#### [Task item]
This exercise asks for the records to be retyped exactly as they read.

== Data extract ==

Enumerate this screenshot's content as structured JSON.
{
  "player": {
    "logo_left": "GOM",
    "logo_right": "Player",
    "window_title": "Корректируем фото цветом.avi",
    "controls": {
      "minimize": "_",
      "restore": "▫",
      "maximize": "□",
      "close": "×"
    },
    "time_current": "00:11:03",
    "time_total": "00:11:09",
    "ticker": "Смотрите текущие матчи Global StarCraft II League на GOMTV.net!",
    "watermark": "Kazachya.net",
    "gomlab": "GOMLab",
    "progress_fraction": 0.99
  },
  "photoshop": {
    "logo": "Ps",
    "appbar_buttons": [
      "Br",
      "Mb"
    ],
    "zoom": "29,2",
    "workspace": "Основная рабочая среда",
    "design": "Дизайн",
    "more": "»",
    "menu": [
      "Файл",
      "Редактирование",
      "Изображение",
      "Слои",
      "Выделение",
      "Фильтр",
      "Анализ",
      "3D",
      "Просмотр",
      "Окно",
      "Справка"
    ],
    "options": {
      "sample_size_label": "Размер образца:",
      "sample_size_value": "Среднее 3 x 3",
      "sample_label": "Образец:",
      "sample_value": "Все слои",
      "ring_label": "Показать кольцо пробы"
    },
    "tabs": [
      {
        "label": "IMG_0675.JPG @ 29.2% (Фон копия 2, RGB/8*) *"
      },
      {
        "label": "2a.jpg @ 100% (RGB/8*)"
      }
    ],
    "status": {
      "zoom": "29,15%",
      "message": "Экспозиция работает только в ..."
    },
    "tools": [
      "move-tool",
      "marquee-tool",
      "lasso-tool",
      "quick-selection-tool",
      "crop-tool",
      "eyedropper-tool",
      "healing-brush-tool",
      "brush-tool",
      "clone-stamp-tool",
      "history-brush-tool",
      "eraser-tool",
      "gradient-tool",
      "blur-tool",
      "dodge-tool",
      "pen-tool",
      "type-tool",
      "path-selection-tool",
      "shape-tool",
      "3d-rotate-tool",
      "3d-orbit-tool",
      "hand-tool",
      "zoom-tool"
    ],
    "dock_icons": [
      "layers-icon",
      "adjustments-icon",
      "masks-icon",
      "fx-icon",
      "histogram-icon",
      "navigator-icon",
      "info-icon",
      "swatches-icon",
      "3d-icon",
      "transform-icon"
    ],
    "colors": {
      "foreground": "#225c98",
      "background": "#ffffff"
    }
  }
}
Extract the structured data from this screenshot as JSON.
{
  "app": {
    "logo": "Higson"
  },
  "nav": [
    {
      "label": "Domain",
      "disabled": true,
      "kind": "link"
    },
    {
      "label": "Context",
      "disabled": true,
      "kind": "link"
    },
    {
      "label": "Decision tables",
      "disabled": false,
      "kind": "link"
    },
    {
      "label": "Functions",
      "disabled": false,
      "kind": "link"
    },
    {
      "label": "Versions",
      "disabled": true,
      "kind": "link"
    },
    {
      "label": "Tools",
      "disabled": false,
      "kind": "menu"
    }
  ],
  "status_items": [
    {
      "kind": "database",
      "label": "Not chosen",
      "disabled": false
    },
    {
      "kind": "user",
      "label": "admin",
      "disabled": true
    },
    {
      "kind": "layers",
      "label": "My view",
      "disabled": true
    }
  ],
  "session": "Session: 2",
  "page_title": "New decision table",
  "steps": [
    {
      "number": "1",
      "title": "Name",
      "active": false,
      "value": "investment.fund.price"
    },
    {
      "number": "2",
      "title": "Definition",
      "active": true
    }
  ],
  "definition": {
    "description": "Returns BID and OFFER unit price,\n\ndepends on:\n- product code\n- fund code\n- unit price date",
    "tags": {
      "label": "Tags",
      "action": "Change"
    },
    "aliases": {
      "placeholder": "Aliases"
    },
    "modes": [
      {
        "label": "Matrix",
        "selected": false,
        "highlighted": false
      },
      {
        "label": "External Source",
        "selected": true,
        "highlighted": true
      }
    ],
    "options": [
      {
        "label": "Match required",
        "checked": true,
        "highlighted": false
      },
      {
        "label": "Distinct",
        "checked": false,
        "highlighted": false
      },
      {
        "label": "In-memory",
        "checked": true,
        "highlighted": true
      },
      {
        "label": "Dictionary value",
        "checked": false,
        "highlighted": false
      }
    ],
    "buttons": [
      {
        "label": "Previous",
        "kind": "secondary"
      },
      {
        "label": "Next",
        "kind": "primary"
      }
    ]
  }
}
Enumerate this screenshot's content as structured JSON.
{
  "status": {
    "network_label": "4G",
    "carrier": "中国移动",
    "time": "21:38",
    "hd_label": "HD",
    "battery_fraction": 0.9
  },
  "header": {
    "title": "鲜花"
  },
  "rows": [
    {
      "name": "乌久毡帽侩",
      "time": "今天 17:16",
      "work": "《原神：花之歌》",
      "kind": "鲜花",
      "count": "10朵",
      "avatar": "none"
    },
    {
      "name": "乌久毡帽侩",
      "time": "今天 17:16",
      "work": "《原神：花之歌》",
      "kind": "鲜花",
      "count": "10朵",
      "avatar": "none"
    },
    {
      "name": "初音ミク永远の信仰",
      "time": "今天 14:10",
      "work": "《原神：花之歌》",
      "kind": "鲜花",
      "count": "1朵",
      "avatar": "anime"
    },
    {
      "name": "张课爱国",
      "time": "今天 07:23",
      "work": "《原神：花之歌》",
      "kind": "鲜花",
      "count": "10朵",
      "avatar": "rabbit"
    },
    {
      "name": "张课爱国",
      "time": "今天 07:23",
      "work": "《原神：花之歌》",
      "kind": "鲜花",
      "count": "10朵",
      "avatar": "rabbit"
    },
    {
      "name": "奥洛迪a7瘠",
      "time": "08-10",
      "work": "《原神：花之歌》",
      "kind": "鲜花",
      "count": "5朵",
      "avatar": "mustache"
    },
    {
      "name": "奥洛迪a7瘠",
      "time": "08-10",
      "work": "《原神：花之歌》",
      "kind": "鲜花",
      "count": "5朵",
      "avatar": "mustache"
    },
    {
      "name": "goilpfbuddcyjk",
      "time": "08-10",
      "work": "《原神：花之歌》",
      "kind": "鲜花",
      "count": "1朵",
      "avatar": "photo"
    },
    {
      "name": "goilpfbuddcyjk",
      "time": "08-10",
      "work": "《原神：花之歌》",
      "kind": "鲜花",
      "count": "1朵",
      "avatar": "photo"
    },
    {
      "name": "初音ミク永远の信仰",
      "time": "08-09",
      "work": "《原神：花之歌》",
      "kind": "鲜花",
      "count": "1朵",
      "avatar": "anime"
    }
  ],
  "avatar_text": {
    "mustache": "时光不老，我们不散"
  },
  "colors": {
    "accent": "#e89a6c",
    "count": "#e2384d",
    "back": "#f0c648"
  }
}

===

#### [Solved problem]
Enumerate this screenshot's content as structured JSON.
{
  "player": {
    "logo_left": "GOM",
    "logo_right": "Player",
    "window_title": "Корректируем фото цветом.avi",
    "controls": {
      "minimize": "_",
      "restore": "▫",
      "maximize": "□",
      "close": "×"
    },
    "time_current": "00:11:03",
    "time_total": "00:11:09",
    "ticker": "Смотрите текущие матчи Global StarCraft II League на GOMTV.net!",
    "watermark": "Kazachya.net",
    "gomlab": "GOMLab",
    "progress_fraction": 0.99
  },
  "photoshop": {
    "logo": "Ps",
    "appbar_buttons": [
      "Br",
      "Mb"
    ],
    "zoom": "29,2",
    "workspace": "Основная рабочая среда",
    "design": "Дизайн",
    "more": "»",
    "menu": [
      "Файл",
      "Редактирование",
      "Изображение",
      "Слои",
      "Выделение",
      "Фильтр",
      "Анализ",
      "3D",
      "Просмотр",
      "Окно",
      "Справка"
    ],
    "options": {
      "sample_size_label": "Размер образца:",
      "sample_size_value": "Среднее 3 x 3",
      "sample_label": "Образец:",
      "sample_value": "Все слои",
      "ring_label": "Показать кольцо пробы"
    },
    "tabs": [
      {
        "label": "IMG_0675.JPG @ 29.2% (Фон копия 2, RGB/8*) *"
      },
      {
        "label": "2a.jpg @ 100% (RGB/8*)"
      }
    ],
    "status": {
      "zoom": "29,15%",
      "message": "Экспозиция работает только в ..."
    },
    "tools": [
      "move-tool",
      "marquee-tool",
      "lasso-tool",
      "quick-selection-tool",
      "crop-tool",
      "eyedropper-tool",
      "healing-brush-tool",
      "brush-tool",
      "clone-stamp-tool",
      "history-brush-tool",
      "eraser-tool",
      "gradient-tool",
      "blur-tool",
      "dodge-tool",
      "pen-tool",
      "type-tool",
      "path-selection-tool",
      "shape-tool",
      "3d-rotate-tool",
      "3d-orbit-tool",
      "hand-tool",
      "zoom-tool"
    ],
    "dock_icons": [
      "layers-icon",
      "adjustments-icon",
      "masks-icon",
      "fx-icon",
      "histogram-icon",
      "navigator-icon",
      "info-icon",
      "swatches-icon",
      "3d-icon",
      "transform-icon"
    ],
    "colors": {
      "foreground": "#225c98",
      "background": "#ffffff"
    }
  }
}
Extract the structured data from this screenshot as JSON.
{
  "app": {
    "logo": "Higson"
  },
  "nav": [
    {
      "label": "Domain",
      "disabled": true,
      "kind": "link"
    },
    {
      "label": "Context",
      "disabled": true,
      "kind": "link"
    },
    {
      "label": "Decision tables",
      "disabled": false,
      "kind": "link"
    },
    {
      "label": "Functions",
      "disabled": false,
      "kind": "link"
    },
    {
      "label": "Versions",
      "disabled": true,
      "kind": "link"
    },
    {
      "label": "Tools",
      "disabled": false,
      "kind": "menu"
    }
  ],
  "status_items": [
    {
      "kind": "database",
      "label": "Not chosen",
      "disabled": false
    },
    {
      "kind": "user",
      "label": "admin",
      "disabled": true
    },
    {
      "kind": "layers",
      "label": "My view",
      "disabled": true
    }
  ],
  "session": "Session: 2",
  "page_title": "New decision table",
  "steps": [
    {
      "number": "1",
      "title": "Name",
      "active": false,
      "value": "investment.fund.price"
    },
    {
      "number": "2",
      "title": "Definition",
      "active": true
    }
  ],
  "definition": {
    "description": "Returns BID and OFFER unit price,\n\ndepends on:\n- product code\n- fund code\n- unit price date",
    "tags": {
      "label": "Tags",
      "action": "Change"
    },
    "aliases": {
      "placeholder": "Aliases"
    },
    "modes": [
      {
        "label": "Matrix",
        "selected": false,
        "highlighted": false
      },
      {
        "label": "External Source",
        "selected": true,
        "highlighted": true
      }
    ],
    "options": [
      {
        "label": "Match required",
        "checked": true,
        "highlighted": false
      },
      {
        "label": "Distinct",
        "checked": false,
        "highlighted": false
      },
      {
        "label": "In-memory",
        "checked": true,
        "highlighted": true
      },
      {
        "label": "Dictionary value",
        "checked": false,
        "highlighted": false
      }
    ],
    "buttons": [
      {
        "label": "Previous",
        "kind": "secondary"
      },
      {
        "label": "Next",
        "kind": "primary"
      }
    ]
  }
}
Enumerate this screenshot's content as structured JSON.
{
  "status": {
    "network_label": "4G",
    "carrier": "中国移动",
    "time": "21:38",
    "hd_label": "HD",
    "battery_fraction": 0.9
  },
  "header": {
    "title": "鲜花"
  },
  "rows": [
    {
      "name": "乌久毡帽侩",
      "time": "今天 17:16",
      "work": "《原神：花之歌》",
      "kind": "鲜花",
      "count": "10朵",
      "avatar": "none"
    },
    {
      "name": "乌久毡帽侩",
      "time": "今天 17:16",
      "work": "《原神：花之歌》",
      "kind": "鲜花",
      "count": "10朵",
      "avatar": "none"
    },
    {
      "name": "初音ミク永远の信仰",
      "time": "今天 14:10",
      "work": "《原神：花之歌》",
      "kind": "鲜花",
      "count": "1朵",
      "avatar": "anime"
    },
    {
      "name": "张课爱国",
      "time": "今天 07:23",
      "work": "《原神：花之歌》",
      "kind": "鲜花",
      "count": "10朵",
      "avatar": "rabbit"
    },
    {
      "name": "张课爱国",
      "time": "今天 07:23",
      "work": "《原神：花之歌》",
      "kind": "鲜花",
      "count": "10朵",
      "avatar": "rabbit"
    },
    {
      "name": "奥洛迪a7瘠",
      "time": "08-10",
      "work": "《原神：花之歌》",
      "kind": "鲜花",
      "count": "5朵",
      "avatar": "mustache"
    },
    {
      "name": "奥洛迪a7瘠",
      "time": "08-10",
      "work": "《原神：花之歌》",
      "kind": "鲜花",
      "count": "5朵",
      "avatar": "mustache"
    },
    {
      "name": "goilpfbuddcyjk",
      "time": "08-10",
      "work": "《原神：花之歌》",
      "kind": "鲜花",
      "count": "1朵",
      "avatar": "photo"
    },
    {
      "name": "goilpfbuddcyjk",
      "time": "08-10",
      "work": "《原神：花之歌》",
      "kind": "鲜花",
      "count": "1朵",
      "avatar": "photo"
    },
    {
      "name": "初音ミク永远の信仰",
      "time": "08-09",
      "work": "《原神：花之歌》",
      "kind": "鲜花",
      "count": "1朵",
      "avatar": "anime"
    }
  ],
  "avatar_text": {
    "mustache": "时光不老，我们不散"
  },
  "colors": {
    "accent": "#e89a6c",
    "count": "#e2384d",
    "back": "#f0c648"
  }
}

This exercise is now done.